Mr. DeSantis said last week that the state was slow to process claims before the virus.
“If you applied in January, I mean, it was a cumbersome process — it would take several weeks,” he said. “But when the unemployment rate is 3 percent, it’s a little bit different than what we have now.”
This week, Mr. DeSantis sounded more exasperated: “Look, this system, the fact that the state paid $77 million for this thing — it’s a jalopy.”
State Senator Joe Gruters of Sarasota, chairman of the Republican Party of Florida, went further in a Twitter post earlier this month: “$77 million? Someone should go to jail over that.”
Mr. Scott, now the state’s junior senator, has taken the brunt of the criticism for the troubled system. Asked about Mr. DeSantis’s blunt assessment, a spokesman for Mr. Scott said in a statement on Wednesday that the former governor did not “have time for dumb political squabbles.” Mr. Scott has noted that Deloitte Consulting, the well-connected contractor hired to build the website, was chosen by his predecessor, Charlie Crist.
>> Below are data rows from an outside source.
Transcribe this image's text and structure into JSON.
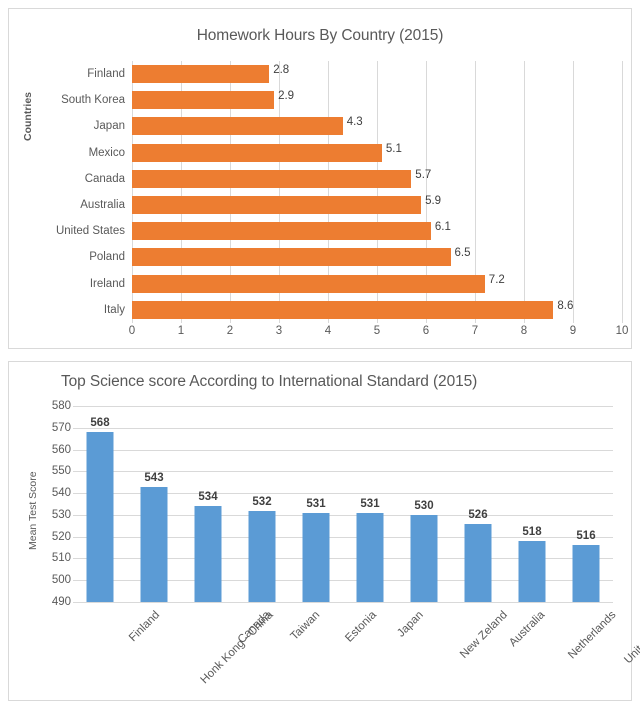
{
  "chart_data": [
    {
      "id": "homework-hours",
      "type": "bar",
      "orientation": "horizontal",
      "title": "Homework Hours By Country (2015)",
      "xlabel": "",
      "ylabel": "Countries",
      "xlim": [
        0,
        10
      ],
      "xticks": [
        "0",
        "1",
        "2",
        "3",
        "4",
        "5",
        "6",
        "7",
        "8",
        "9",
        "10"
      ],
      "grid": "vertical",
      "legend": "none",
      "series_color": "#ED7D31",
      "categories": [
        "Finland",
        "South Korea",
        "Japan",
        "Mexico",
        "Canada",
        "Australia",
        "United States",
        "Poland",
        "Ireland",
        "Italy"
      ],
      "values": [
        2.8,
        2.9,
        4.3,
        5.1,
        5.7,
        5.9,
        6.1,
        6.5,
        7.2,
        8.6
      ],
      "value_labels": [
        "2.8",
        "2.9",
        "4.3",
        "5.1",
        "5.7",
        "5.9",
        "6.1",
        "6.5",
        "7.2",
        "8.6"
      ]
    },
    {
      "id": "science-score",
      "type": "bar",
      "orientation": "vertical",
      "title": "Top Science score According to International Standard (2015)",
      "xlabel": "",
      "ylabel": "Mean Test Score",
      "ylim": [
        490,
        580
      ],
      "yticks": [
        "490",
        "500",
        "510",
        "520",
        "530",
        "540",
        "550",
        "560",
        "570",
        "580"
      ],
      "grid": "horizontal",
      "legend": "none",
      "series_color": "#5B9BD5",
      "categories": [
        "Finland",
        "Honk Kong - China",
        "Canada",
        "Taiwan",
        "Estonia",
        "Japan",
        "New Zeland",
        "Australia",
        "Netherlands",
        "United States"
      ],
      "values": [
        568,
        543,
        534,
        532,
        531,
        531,
        530,
        526,
        518,
        516
      ],
      "value_labels": [
        "568",
        "543",
        "534",
        "532",
        "531",
        "531",
        "530",
        "526",
        "518",
        "516"
      ]
    }
  ]
}
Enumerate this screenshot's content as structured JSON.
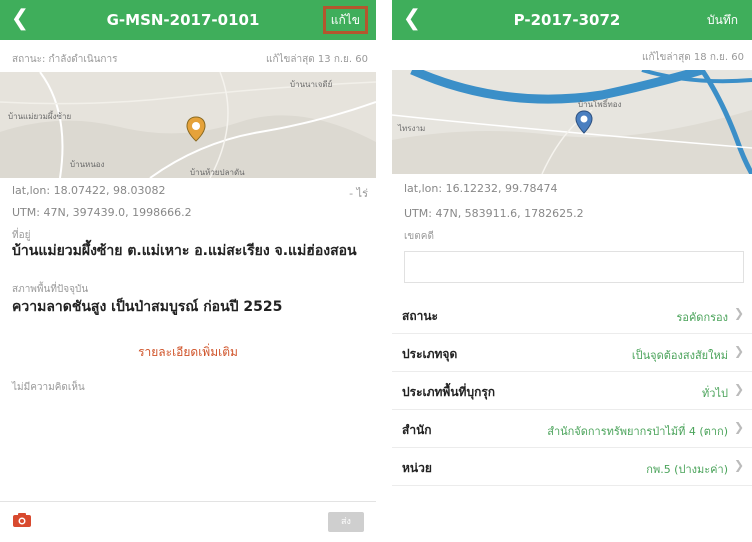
{
  "left": {
    "header": {
      "title": "G-MSN-2017-0101",
      "action_label": "แก้ไข"
    },
    "status_text": "สถานะ: กำลังดำเนินการ",
    "updated_text": "แก้ไขล่าสุด 13 ก.ย. 60",
    "map": {
      "labels": [
        "บ้านแม่ยวมผึ้งซ้าย",
        "บ้านนาเจดีย์",
        "บ้านหนอง",
        "บ้านห้วยปลาดัน"
      ]
    },
    "coordinates": {
      "latlon": "lat,lon: 18.07422, 98.03082",
      "latlon_suffix": "- ไร่",
      "utm": "UTM: 47N, 397439.0, 1998666.2"
    },
    "address": {
      "label": "ที่อยู่",
      "value": "บ้านแม่ยวมผึ้งซ้าย ต.แม่เหาะ อ.แม่สะเรียง จ.แม่ฮ่องสอน"
    },
    "condition": {
      "label": "สภาพพื้นที่ปัจจุบัน",
      "value": "ความลาดชันสูง เป็นป่าสมบูรณ์ ก่อนปี 2525"
    },
    "more_details": "รายละเอียดเพิ่มเติม",
    "no_comments": "ไม่มีความคิดเห็น",
    "bottom": {
      "send_label": "ส่ง"
    }
  },
  "right": {
    "header": {
      "title": "P-2017-3072",
      "action_label": "บันทึก"
    },
    "updated_text": "แก้ไขล่าสุด 18 ก.ย. 60",
    "map": {
      "labels": [
        "บ้านโพธิ์ทอง",
        "ไทรงาม"
      ]
    },
    "coordinates": {
      "latlon": "lat,lon: 16.12232, 99.78474",
      "utm": "UTM: 47N, 583911.6, 1782625.2"
    },
    "remark": {
      "label": "เขตคดี",
      "value": ""
    },
    "rows": [
      {
        "label": "สถานะ",
        "value": "รอคัดกรอง"
      },
      {
        "label": "ประเภทจุด",
        "value": "เป็นจุดต้องสงสัยใหม่"
      },
      {
        "label": "ประเภทพื้นที่บุกรุก",
        "value": "ทั่วไป"
      },
      {
        "label": "สำนัก",
        "value": "สำนักจัดการทรัพยากรป่าไม้ที่ 4 (ตาก)"
      },
      {
        "label": "หน่วย",
        "value": "กพ.5 (ปางมะค่า)"
      }
    ]
  },
  "colors": {
    "header_green": "#3fae5b",
    "highlight_border": "#b4562e",
    "accent_orange": "#d0542a",
    "value_green": "#4aa35a"
  },
  "icons": [
    "chevron-left-icon",
    "map-pin-icon",
    "camera-icon",
    "chevron-right-icon"
  ]
}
Mr. Scott ran on jobs after the recession, a period during which Florida paid so many claims that it wiped out the unemployment trust fund. The reforms he enacted were designed to adapt to economic conditions, raising overall payments when unemployment was high and jobs scarce but bringing them down in boom times.
To deal with the crush of applications that began in mid-March, the Florida Department of Economic Opportunity installed 100 new servers and promised to reassign 2,000 employees from other state agencies to enter data from paper applications. The department built a makeshift portal to accommodate more applicants, but those applications must still be migrated to the original system.
Another portal, for gig workers and independent contractors who now qualify for federal benefits, is still pending. Secretary Jonathan R. Satter of the Department of Management Services, whom Mr. DeSantis tapped last week to oversee the unemployment morass, said on April 16 that the portal would debut in a week to 10 days.
Among the requirements waived by Mr. DeSantis is that applicants show they have been job hunting, because there are so few jobs to be had. But the website has not immediately reflected that and other changes. And the governor says he lacks the executive authority to raise the maximum benefit of $275 a week.
“We’re the most Scrooge-like state in the country on benefits,” said State Senator José Javier Rodríguez, a Miami Democrat. “So coming into the crisis, we already had this system that was the most anti-worker system there was.”
The Department of Economic Opportunity has not said if claims will be retroactive to the date of every applicant’s layoff. Claims filed early on in the crisis were excluded from a waiver that scrapped the “wait week” typically required before people can get their first benefit checks.
“We want to maximize the benefits for them,” said Tiffany Vause, a spokeswoman. “A lot of that is going to be done on a case-by-case basis.”
But for people waiting in their homes, going weeks without income, the delay is becoming dire. Esther Ortega, a laid-off stadium bartender, filed a paper application earlier this month after trying frantically for days to file online. She could have gotten it for free at the Hialeah public library but did not want to wait in line and possibly bring the virus home to her 11-year-old daughter and her aunt and stepfather, who are both in their 70s, so she paid to print it at a nearby store.
She has not seen any benefits yet.
“Every day at 6 a.m., believe me, I open my app on my phone to check my bank account,” said Ms. Ortega, who is 41 and became a widow in February. “It’s very frustrating. It’s just energy draining. Like, I don’t know what the governor is waiting for. I’m a single mother. Why are you holding on to the money?”
Patricia Mazzei reported from Miami, and Sabrina Tavernise from Washington. Emily Badger and Alicia Parlapiano contributed reporting from Washington.